The picture shows where to connect the GND and the signal pin. The grounds on the signal and the Molex 4-pin power connector are connected together on the board. However you can use an independant power supply different from your main system as long as the two grounds are tied together or the supply ground can float to your main system ground. There is no optical or other isolation. Remember that the fan or heater is driven in a low side switch configuration so it will have the 12V supply connected even if it is not switched on.

SevenSwitch 1.0 Signal Pins.jpeg

Prepare your Controller Firmware

How to prepare your controller electronics obviously heavily depends on your type of electronics (Gen7, Gen6, RAMPS, Sanguinololu, ...), your type of firmware (Teacup, Marlin, Sprinter, Repetier, ...) and the pin you've choosen to fetch the signal from, so I can't give detailed instructions here. Generally, the signal pin for the SevenSwitch is handled like any other pin, no special treatment needed.

The signal pin should be a digital I/O pin, preferably a PWM-able one. If you use an analog pin, make sure the firmware configures it as a digital pin.
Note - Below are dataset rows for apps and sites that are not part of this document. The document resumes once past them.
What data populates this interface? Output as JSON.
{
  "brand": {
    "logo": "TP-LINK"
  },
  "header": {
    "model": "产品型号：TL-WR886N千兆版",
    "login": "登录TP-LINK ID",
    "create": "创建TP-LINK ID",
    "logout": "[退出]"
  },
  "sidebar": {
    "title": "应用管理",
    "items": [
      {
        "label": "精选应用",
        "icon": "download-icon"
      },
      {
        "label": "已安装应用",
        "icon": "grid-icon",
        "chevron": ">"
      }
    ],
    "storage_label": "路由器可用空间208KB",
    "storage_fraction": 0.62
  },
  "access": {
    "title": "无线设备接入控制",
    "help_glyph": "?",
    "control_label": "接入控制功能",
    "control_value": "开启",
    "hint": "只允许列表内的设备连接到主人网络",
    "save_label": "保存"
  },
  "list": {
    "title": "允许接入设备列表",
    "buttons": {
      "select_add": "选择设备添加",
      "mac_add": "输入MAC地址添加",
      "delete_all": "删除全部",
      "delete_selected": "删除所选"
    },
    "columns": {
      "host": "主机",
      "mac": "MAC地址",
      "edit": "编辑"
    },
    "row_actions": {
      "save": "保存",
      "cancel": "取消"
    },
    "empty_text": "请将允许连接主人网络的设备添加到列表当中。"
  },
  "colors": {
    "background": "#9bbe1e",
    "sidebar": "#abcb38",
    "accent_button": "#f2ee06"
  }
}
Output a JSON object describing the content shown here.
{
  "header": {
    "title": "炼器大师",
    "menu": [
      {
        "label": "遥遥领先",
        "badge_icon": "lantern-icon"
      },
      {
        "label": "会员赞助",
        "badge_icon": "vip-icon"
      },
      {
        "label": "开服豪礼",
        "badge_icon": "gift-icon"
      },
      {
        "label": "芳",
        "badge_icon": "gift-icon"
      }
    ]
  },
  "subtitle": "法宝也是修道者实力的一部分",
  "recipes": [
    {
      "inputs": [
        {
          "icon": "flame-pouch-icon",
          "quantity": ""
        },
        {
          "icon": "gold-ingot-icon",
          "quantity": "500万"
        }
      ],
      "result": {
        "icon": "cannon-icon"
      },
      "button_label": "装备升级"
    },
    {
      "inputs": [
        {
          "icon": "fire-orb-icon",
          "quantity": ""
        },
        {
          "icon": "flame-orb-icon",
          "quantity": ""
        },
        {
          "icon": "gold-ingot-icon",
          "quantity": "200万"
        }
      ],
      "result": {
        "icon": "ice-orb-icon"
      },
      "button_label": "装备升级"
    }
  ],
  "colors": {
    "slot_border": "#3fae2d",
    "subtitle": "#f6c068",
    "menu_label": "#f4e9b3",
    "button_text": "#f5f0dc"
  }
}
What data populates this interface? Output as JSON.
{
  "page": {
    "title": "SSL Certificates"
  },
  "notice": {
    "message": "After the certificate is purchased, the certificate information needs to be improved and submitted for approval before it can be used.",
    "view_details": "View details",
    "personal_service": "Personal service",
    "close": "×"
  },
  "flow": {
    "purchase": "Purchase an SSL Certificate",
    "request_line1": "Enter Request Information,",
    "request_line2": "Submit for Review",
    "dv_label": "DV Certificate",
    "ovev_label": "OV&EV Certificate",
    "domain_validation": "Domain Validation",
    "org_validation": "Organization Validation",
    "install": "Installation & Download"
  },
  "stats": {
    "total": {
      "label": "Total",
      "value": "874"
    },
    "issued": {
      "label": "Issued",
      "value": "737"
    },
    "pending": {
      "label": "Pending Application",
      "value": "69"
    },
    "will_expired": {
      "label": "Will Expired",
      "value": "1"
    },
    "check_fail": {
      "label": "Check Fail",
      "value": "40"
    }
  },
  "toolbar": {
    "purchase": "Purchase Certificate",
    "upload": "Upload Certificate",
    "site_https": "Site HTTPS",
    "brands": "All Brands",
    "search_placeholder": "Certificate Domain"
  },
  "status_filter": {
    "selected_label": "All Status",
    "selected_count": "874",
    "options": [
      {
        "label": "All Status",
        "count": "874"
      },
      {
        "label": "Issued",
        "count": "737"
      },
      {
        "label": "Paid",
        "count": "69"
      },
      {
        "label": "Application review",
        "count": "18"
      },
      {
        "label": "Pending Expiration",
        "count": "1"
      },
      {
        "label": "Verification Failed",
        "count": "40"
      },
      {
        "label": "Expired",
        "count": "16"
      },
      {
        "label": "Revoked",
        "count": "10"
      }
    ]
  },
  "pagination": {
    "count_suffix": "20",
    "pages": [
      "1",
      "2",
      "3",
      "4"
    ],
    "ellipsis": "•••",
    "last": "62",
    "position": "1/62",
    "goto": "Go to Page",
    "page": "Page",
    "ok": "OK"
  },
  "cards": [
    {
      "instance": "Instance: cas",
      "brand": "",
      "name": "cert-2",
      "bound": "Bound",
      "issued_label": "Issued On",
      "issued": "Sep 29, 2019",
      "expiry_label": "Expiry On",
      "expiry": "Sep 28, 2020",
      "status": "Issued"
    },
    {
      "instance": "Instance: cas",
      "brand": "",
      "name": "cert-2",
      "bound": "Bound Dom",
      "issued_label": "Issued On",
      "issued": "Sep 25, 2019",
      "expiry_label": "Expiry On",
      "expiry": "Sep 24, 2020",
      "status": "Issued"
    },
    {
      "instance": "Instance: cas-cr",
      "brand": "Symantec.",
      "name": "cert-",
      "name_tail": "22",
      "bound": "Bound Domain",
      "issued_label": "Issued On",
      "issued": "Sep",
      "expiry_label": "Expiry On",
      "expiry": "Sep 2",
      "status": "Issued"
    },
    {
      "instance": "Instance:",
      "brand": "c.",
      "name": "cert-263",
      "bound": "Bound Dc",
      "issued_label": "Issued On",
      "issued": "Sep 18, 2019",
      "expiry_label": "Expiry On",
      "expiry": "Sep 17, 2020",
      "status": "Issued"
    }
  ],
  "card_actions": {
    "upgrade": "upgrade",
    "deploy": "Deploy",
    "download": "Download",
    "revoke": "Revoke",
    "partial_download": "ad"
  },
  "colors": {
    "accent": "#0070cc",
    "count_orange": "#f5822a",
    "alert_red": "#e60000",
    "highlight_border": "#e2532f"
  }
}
If you've figured out how to connect your combination of electronics, firmware and signal pin, please insert your description as an example here.

A Word of Caution

If you bring the SevenSwitch to it's edge, the heatsink will become hot. Hot, like 60° C or more. The MOSFET will survive more than your fingers, in tests the heatsink got up to 110° C without blowing anything.

Circumstances rasing heatsink temperature:

  • Higher PWM frequency.
  • PWM loads of closer to 80%.


  • Lower PWM frequency. For example, comment out FAST_PWM in Teacup's config.h.
  • Use a bang bang temperature control. For Teacup, also use BANG_BANG_ON = 255.

For diagrams, see Gen7 Research. SevenSwitch uses a 10 Ω signal resistor.



The SevenSwitch will happily switch voltages below 12 Volts, even below 5 Volts. If you want to switch 24 V, the only part not compatible is the current limiting resistor of the indicator LED. Please replace R2 with 2200 ohms to achieve full compatibility. If you have no replacement resistor handy, you can remove R2 entirely (and loose the LED's functionality).

Application Examples

Stemer114 describes he connected his SevenSwitch to a Sanguinololu in the RepRap forum.


SevenSwitch 1.1 has the following changes compared to SevenSwitch 1.0:

  • IRLB 8743 MOSFET. Vastly oversized for fans, but also affordable and switches heated beds happily without a heatsink.
  • Two additional holes to allow screw terminals as power supply.